Well done Woodlands.
After lunch, Terry, Tony and the boys had intended tackling the Swallowtail Falls. Intended. Post-lunch lethargy hit. Hard. It was decided that Swallowtail Falls, the Big Tree and Bridal Veil Falls would have to wait for a return trip.To complete the day’s day trip agenda, Terry, Tony and the boys went to visit St Patrick on the Hill.
This delightful little church, set in a garden type landscape, is built from sandstone, with a thatch roof. Terry, Tony and the boys explored as much of the church as they could, taking many photographs.
In any other setting, St Patrick on the hill would have been just another tiny church. In the magical Hogsback village, St Patrick is a cathedral.
The call of nature dragged Terry, Tony and the boys from St Patrick. A quick visit to the facilities at Woodlands had Terry, Tony and the boys relaxed. As it was still fairly early, and Terry, Tony and the boys had as yet barely scratched at the Hogsback things to do and see scenario, it was agreed that a visit to the eco-shrine would be a good idea. Unfortunately the eco shrine was closed that day. This is not a problem, as Terry, Tony and the boys look forward to again driving down the tree-canopied driveway leading to the eco-shrine.
Back on the road, it was turn left, stay left, until The Edge.
Terry, Tony and the boys made their way to the edge at The Edge, and the Labyrinth, via the delightful restaurant at The Edge. From The Edge’s edge there is a spectacular view of the cliff face on the opposite side of the valley, and the valley further off to the left. The chalets at The Edge all share this wonderful and awesome view.
Approximately 50 metres from the fence that separates the edge and falling down a sheer cliff, is the Labyrinth. Terry and Tony sat. The boys walked the Labyrinth.
In closing. This is so cliche, but so true. It was with reluctance that they had to leave Hogsback, and its awesome gigantic presence, intermingled with its underlying magic.

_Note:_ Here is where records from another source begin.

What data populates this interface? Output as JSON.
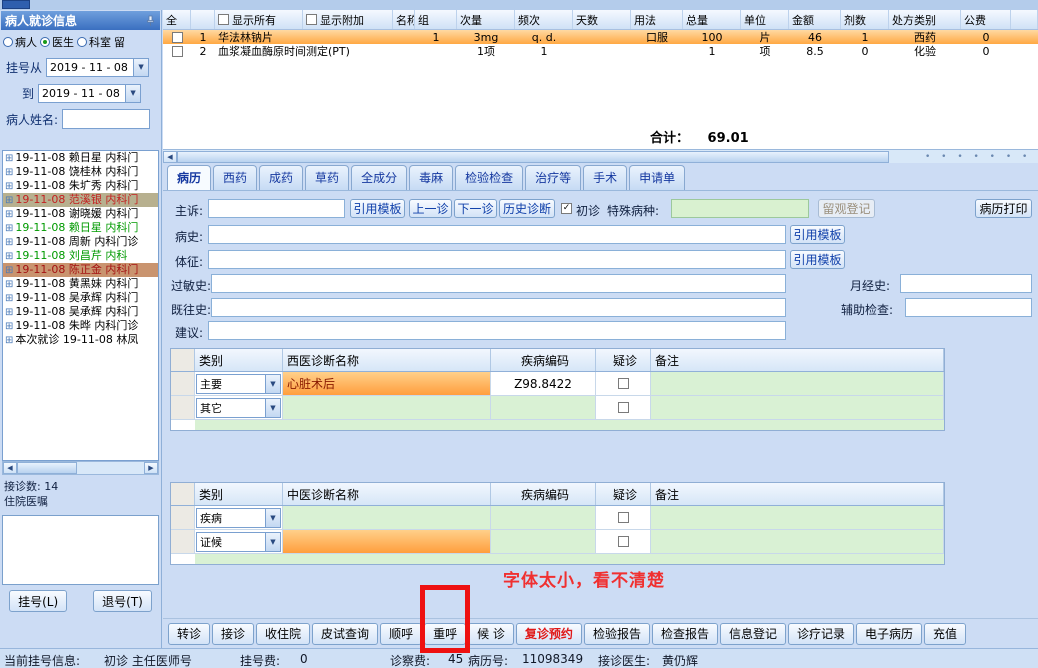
{
  "left_panel": {
    "title": "病人就诊信息",
    "filter_radios": [
      {
        "label": "病人",
        "cls": ""
      },
      {
        "label": "医生",
        "cls": "checked"
      },
      {
        "label": "科室",
        "cls": ""
      }
    ],
    "trailing_label": "留",
    "date_from_label": "挂号从",
    "date_from_value": "2019 - 11 - 08",
    "date_to_label": "到",
    "date_to_value": "2019 - 11 - 08",
    "patient_name_label": "病人姓名:",
    "patients": [
      {
        "text": "19-11-08 赖日星 内科门",
        "color": "#000000",
        "bg": "transparent"
      },
      {
        "text": "19-11-08 饶桂林 内科门",
        "color": "#000000",
        "bg": "transparent"
      },
      {
        "text": "19-11-08 朱圹秀 内科门",
        "color": "#000000",
        "bg": "transparent"
      },
      {
        "text": "19-11-08 范溪银 内科门",
        "color": "#c42020",
        "bg": "#b7b08f"
      },
      {
        "text": "19-11-08 谢晓媛 内科门",
        "color": "#000000",
        "bg": "transparent"
      },
      {
        "text": "19-11-08 赖日星 内科门",
        "color": "#009a00",
        "bg": "transparent"
      },
      {
        "text": "19-11-08 周新 内科门诊",
        "color": "#000000",
        "bg": "transparent"
      },
      {
        "text": "19-11-08 刘昌芹 内科",
        "color": "#009a00",
        "bg": "transparent"
      },
      {
        "text": "19-11-08 陈正金 内科门",
        "color": "#a51212",
        "bg": "#c9946f"
      },
      {
        "text": "19-11-08 黄黑妹 内科门",
        "color": "#000000",
        "bg": "transparent"
      },
      {
        "text": "19-11-08 吴承辉 内科门",
        "color": "#000000",
        "bg": "transparent"
      },
      {
        "text": "19-11-08 吴承辉 内科门",
        "color": "#000000",
        "bg": "transparent"
      },
      {
        "text": "19-11-08 朱晔 内科门诊",
        "color": "#000000",
        "bg": "transparent"
      },
      {
        "text": "本次就诊 19-11-08 林凤",
        "color": "#000000",
        "bg": "transparent"
      }
    ],
    "stats_line1": "接诊数: 14",
    "stats_line2": "住院医嘱",
    "register_button": "挂号(L)",
    "cancel_button": "退号(T)"
  },
  "rx_grid": {
    "headers": {
      "all": "全",
      "show_all": "显示所有",
      "show_extra": "显示附加",
      "name": "名称",
      "group": "组",
      "dose": "次量",
      "freq": "频次",
      "days": "天数",
      "usage": "用法",
      "total": "总量",
      "unit": "单位",
      "amount": "金额",
      "doses": "剂数",
      "rx_type": "处方类别",
      "public_fee": "公费"
    },
    "rows": [
      {
        "seq": "1",
        "name": "华法林钠片",
        "group": "1",
        "dose": "3mg",
        "freq": "q. d.",
        "days": "",
        "usage": "口服",
        "total": "100",
        "unit": "片",
        "amount": "46",
        "doses": "1",
        "rx_type": "西药",
        "public_fee": "0"
      },
      {
        "seq": "2",
        "name": "血浆凝血酶原时间测定(PT)",
        "group": "",
        "dose": "1项",
        "freq": "1",
        "days": "",
        "usage": "",
        "total": "1",
        "unit": "项",
        "amount": "8.5",
        "doses": "0",
        "rx_type": "化验",
        "public_fee": "0"
      }
    ],
    "total_label": "合计：",
    "total_value": "69.01"
  },
  "tabs": [
    {
      "label": "病历",
      "cls": "active"
    },
    {
      "label": "西药",
      "cls": ""
    },
    {
      "label": "成药",
      "cls": ""
    },
    {
      "label": "草药",
      "cls": ""
    },
    {
      "label": "全成分",
      "cls": ""
    },
    {
      "label": "毒麻",
      "cls": ""
    },
    {
      "label": "检验检查",
      "cls": ""
    },
    {
      "label": "治疗等",
      "cls": ""
    },
    {
      "label": "手术",
      "cls": ""
    },
    {
      "label": "申请单",
      "cls": ""
    }
  ],
  "record_form": {
    "chief_label": "主诉:",
    "cite_template": "引用模板",
    "prev_visit": "上一诊",
    "next_visit": "下一诊",
    "history_diag": "历史诊断",
    "first_visit_label": "初诊",
    "first_visit_mark": "✓",
    "special_disease_label": "特殊病种:",
    "observe_register": "留观登记",
    "print_record": "病历打印",
    "history_label": "病史:",
    "signs_label": "体征:",
    "allergy_label": "过敏史:",
    "menstrual_label": "月经史:",
    "past_label": "既往史:",
    "aux_exam_label": "辅助检查:",
    "advice_label": "建议:"
  },
  "west_diag": {
    "headers": {
      "category": "类别",
      "name": "西医诊断名称",
      "code": "疾病编码",
      "suspected": "疑诊",
      "note": "备注"
    },
    "rows": [
      {
        "category": "主要",
        "name": "心脏术后",
        "code": "Z98.8422",
        "note": ""
      },
      {
        "category": "其它",
        "name": "",
        "code": "",
        "note": ""
      }
    ]
  },
  "tcm_diag": {
    "headers": {
      "category": "类别",
      "name": "中医诊断名称",
      "code": "疾病编码",
      "suspected": "疑诊",
      "note": "备注"
    },
    "rows": [
      {
        "category": "疾病",
        "name": "",
        "code": "",
        "note": ""
      },
      {
        "category": "证候",
        "name": "",
        "code": "",
        "note": ""
      }
    ]
  },
  "annotation": {
    "text": "字体太小，看不清楚"
  },
  "bottom_bar": {
    "buttons": [
      {
        "label": "转诊",
        "cls": ""
      },
      {
        "label": "接诊",
        "cls": ""
      },
      {
        "label": "收住院",
        "cls": ""
      },
      {
        "label": "皮试查询",
        "cls": ""
      },
      {
        "label": "顺呼",
        "cls": ""
      },
      {
        "label": "重呼",
        "cls": ""
      },
      {
        "label": "候 诊",
        "cls": ""
      },
      {
        "label": "复诊预约",
        "cls": "red-text"
      },
      {
        "label": "检验报告",
        "cls": ""
      },
      {
        "label": "检查报告",
        "cls": ""
      },
      {
        "label": "信息登记",
        "cls": ""
      },
      {
        "label": "诊疗记录",
        "cls": ""
      },
      {
        "label": "电子病历",
        "cls": ""
      },
      {
        "label": "充值",
        "cls": ""
      }
    ]
  },
  "status_bar": {
    "reg_info_label": "当前挂号信息:",
    "reg_info_value": "初诊 主任医师号",
    "reg_fee_label": "挂号费:",
    "reg_fee_value": "0",
    "exam_fee_label": "诊察费:",
    "exam_fee_value": "45",
    "record_no_label": "病历号:",
    "record_no_value": "11098349",
    "doctor_label": "接诊医生:",
    "doctor_value": "黄仍辉"
  }
}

In arriving at a destination such as this, it is unavoidable to take a part of its magic away with you.
The very action of taking from that magic, results in your having to leave a piece of yourself behind.

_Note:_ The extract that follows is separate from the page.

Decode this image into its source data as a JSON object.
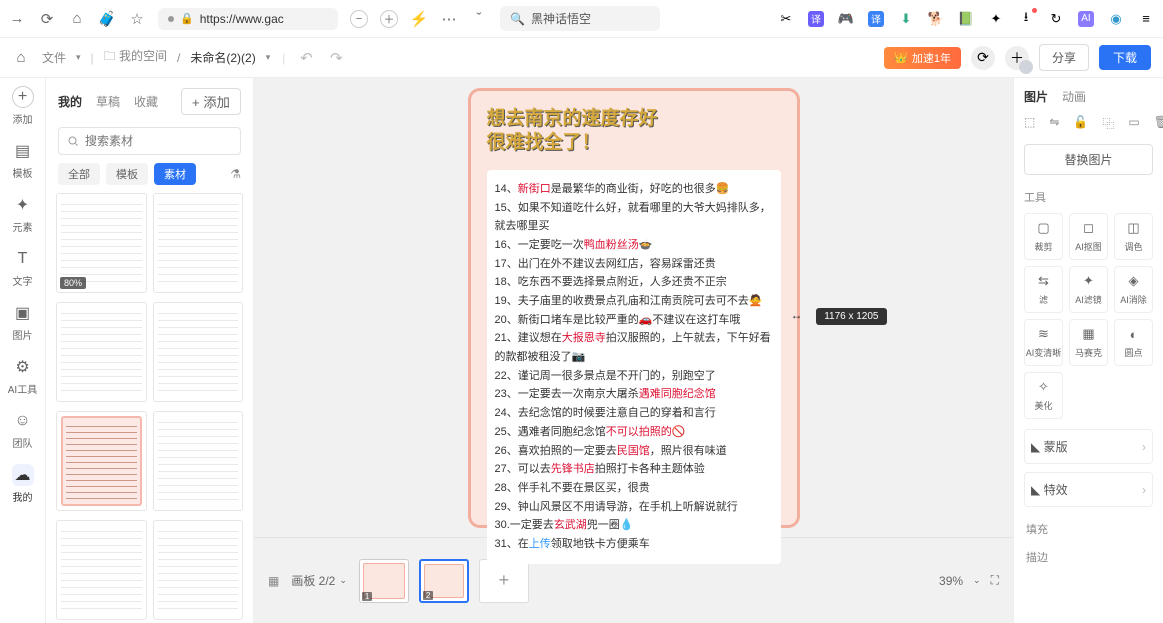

To return to.
© copyright Tony Flanigan 2014
written February 2009
Hogsback photos by Terry, Tony, Basti and Zooty, taken in Hogsback in January 2009.